Oliver North

WASHINGTON -- Ten years ago this week, America went to war in Afghanistan. At 1 p.m. Eastern time on Oct. 7, 2001, President George W. Bush told the world, "On my orders, the United States military has begun strikes against al-Qaida terrorist training camps and military installations of the Taliban regime in Afghanistan." At the conclusion of his seven-minute broadcast from the White House Treaty Room, he pledged: "The battle is now joined on many fronts. We will not waver; we will not tire; we will not falter; and we will not fail. Peace and freedom will prevail." Now, a decade later, his successor will determine whether that pledge is kept.

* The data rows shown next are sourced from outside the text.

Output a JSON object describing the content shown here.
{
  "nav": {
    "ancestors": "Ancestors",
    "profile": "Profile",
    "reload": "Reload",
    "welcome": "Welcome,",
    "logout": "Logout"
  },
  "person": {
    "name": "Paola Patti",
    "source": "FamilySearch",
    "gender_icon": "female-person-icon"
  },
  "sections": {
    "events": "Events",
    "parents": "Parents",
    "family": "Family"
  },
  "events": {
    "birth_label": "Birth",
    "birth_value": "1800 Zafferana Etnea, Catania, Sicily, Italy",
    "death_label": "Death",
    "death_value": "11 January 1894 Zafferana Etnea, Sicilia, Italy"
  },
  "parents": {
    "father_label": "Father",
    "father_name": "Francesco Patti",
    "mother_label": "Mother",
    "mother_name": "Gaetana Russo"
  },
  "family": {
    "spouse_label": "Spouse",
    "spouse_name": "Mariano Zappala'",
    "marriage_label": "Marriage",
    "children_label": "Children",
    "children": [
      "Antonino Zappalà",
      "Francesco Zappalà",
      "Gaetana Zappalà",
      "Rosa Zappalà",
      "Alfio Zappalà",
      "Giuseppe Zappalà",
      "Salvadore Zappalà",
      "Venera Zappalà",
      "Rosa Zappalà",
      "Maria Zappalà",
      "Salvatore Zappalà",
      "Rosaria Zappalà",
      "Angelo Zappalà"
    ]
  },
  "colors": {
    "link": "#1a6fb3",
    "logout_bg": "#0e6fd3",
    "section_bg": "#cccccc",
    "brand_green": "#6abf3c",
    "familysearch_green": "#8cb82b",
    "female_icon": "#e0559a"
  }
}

The fight that began just 26 days after the 9/11 terror attacks started with nearly simultaneous raids on Taliban air defenses, command, control and communications nodes, and al-Qaida bases by sea-launched Tomahawk cruise missiles, B-1 and B-52 bombers from Diego Garcia, and U.S. Navy and Marine aircraft operating from carriers in the Arabian Sea. B-2 Spirit stealth bombers conducted scores of 14,000-mile-round-trip missions from their bases in Missouri, dropping precision-guided munitions on Taliban and al-Qaida positions. From bases in Uzbekistan, Kyrgyzstan and Tajikistan, the CIA's Special Activities Division and U.S. special operations personnel entered Afghanistan to support Northern Alliance troops intent on unseating the Taliban. On Nov. 12, they liberated Kabul.

Thirteen days later, SAD officer Johnny "Mike" Spann -- a former U.S. Marine captain -- became the first American to die at the hands of the enemy in Afghanistan. He was shot and killed during an uprising at a Taliban detention center near Mazar-e-Sharif after interrogating an American jihadist, named John Walker Lindh. Since then, more than 1,700 Americans have been killed in action or died of wounds inflicted in Afghanistan. Other Americans, such as Anwar al-Awlaki and Adam Gadahn, became radical Islamists and joined the jihad. And now, commander in chief Barack Obama -- who once called Afghanistan "the necessary war" -- simply wants to abandon the fight and get out. Apparently, most of our countrymen agree.

Oliver North

Oliver North is a nationally syndicated columnist, the host of War Stories on the Fox News Channel, the author of the new novel Heroes Proved and the co-founder of Freedom Alliance, an organization that provides college scholarships to the children of U.S. military personnel killed or permanently disabled in the line of duty. Join Oliver North in Israel by going to www.olivernorthisrael.com.